Our speakers will provide important information about the value of instituting policies and programs within a DEI framework so that businesses can help in the collective process of reconciliation with indigenous peoples. The practical challenges encountered by Indigenous communities and job seekers makes it incumbent for businesses to learn about how to implement the Truth and Reconciliation Commission’s call to action #92. To assist in this undertaking, panel discussions will include Egale 50-30 Challenge partner, the Congress of Aboriginal Peoples, and other guest speakers from training/ education, pre-employment, and Human Resources. This webinar will provide proven and pragmatic approaches to ensuring Indigenous peoples have equitable access to jobs, training, and education opportunities

From breaking into the labour market and finding a well-suited career path to accelerating Indigenous talent in learning institutions and workplaces, attendees will gain knowledge and insight about paths to Indigenous career success.

Hosted by:

  • Congress of Aboriginal Peoples and Egale Canada

Date and Time:

  • October 23, 2023  
  • 11:30 am EST (9:30 MT)

Webinar Presenters

Jessica Vandenberghe

Jessica Vandenberghe, P.Eng., M.Sc. is born of the Dene Thá First Nation, is a sixties scoop survivor and raised in an inclusive German farming family in northern Alberta. Her exceptional career is based on two engineering degrees from the University of Alberta. She has worked in the oil sands, mining, regulatory, infrastructure, consulting industries and academia. She is the Assistant Dean, Engineering Community and Culture at the Faculty of Engineering at the University of Alberta. Her consulting firm, Guiding Star Consulting walks in a good way with Indigenous Peoples and Communities and those who want to build meaningful relationships to build strong vibrant communities. She is a mother of two and is passionate about ensuring inclusive organizations and equitable frameworks. She sits on many boards and Councils that contribute to STEM outreach, support underrepresented demographics, build capacity and lead to healing, ethical behaviour and trusted relationships. 
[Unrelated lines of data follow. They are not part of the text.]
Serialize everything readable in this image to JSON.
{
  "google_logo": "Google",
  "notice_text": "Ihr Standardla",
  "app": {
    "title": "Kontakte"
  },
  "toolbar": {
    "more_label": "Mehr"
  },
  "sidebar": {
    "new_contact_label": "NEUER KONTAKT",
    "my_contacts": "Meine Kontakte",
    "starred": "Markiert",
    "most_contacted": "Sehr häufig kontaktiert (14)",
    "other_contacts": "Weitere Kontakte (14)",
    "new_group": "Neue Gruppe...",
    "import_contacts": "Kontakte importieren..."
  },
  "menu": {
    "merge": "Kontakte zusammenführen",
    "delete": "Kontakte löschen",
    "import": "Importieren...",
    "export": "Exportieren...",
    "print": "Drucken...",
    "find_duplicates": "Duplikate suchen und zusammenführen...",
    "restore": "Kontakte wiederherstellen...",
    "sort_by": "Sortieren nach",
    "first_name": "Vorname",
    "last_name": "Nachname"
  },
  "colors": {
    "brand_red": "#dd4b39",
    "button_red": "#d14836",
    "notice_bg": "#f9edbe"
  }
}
Randy Martin 

Randy Martin is a dedicated professional serving as the Director of the Indigenous Skills and Employment Training (ISET) program at the Congress of Aboriginal Peoples (CAP). With a rich history at CAP, Randy has lent his expertise to various pivotal portfolios including justice, corrections, youth and Elders, capacity building, and intergovernmental relations. Since 2010, he has been at the helm of the ISET program, overseeing its operations and offering invaluable policy insights to the federal government concerning Indigenous labor market issues. 

Kelly J Lendsay  

Kelly Lendsay, a social entrepreneur, is internationally recognized as one of Canada’s foremost innovators and organizational development experts in Indigenous engagement and workplace inclusion systems, models, and corporate/Indigenous partnerships.  His dynamic communications style and passion for innovation have earned him a reputation as an engaging thought leader and effective bridge-builder fostering trusted partnerships for workforce and economic development across Canada, USA, Australia and abroad. He was honoured by the University of Saskatchewan as one of their “100 Alumni of Influence” in the last century whose accomplishments have been recognized for influencing the growth and development of the university, the province, and the world. A proud Canadian Indigenous leader of Cree and Métis ancestry, he moves seamlessly between both worlds fostering innovation, economic inclusion and wellbeing for all. 

Andrew George 

Andrew George, a proud member of the Wet’suwet’en nation, belonging to the Bear Clan (Gitdumden) and Grizzly House (Cas yex), has devoted his life to advancing Truth and Reconciliation efforts within the skilled trades industry. His Hereditary Chief’s name, Skit‘den (The Wise Man), is a title he has held with honor since 1998. 

As the Director of Truth and Reconciliation at SkilledTradesBC, Andrew is at the forefront of a vital mission, working collaboratively with Indigenous nations, 203 communities, and the chartered communities of the Métis people to promote and facilitate trades training within Indigenous communities.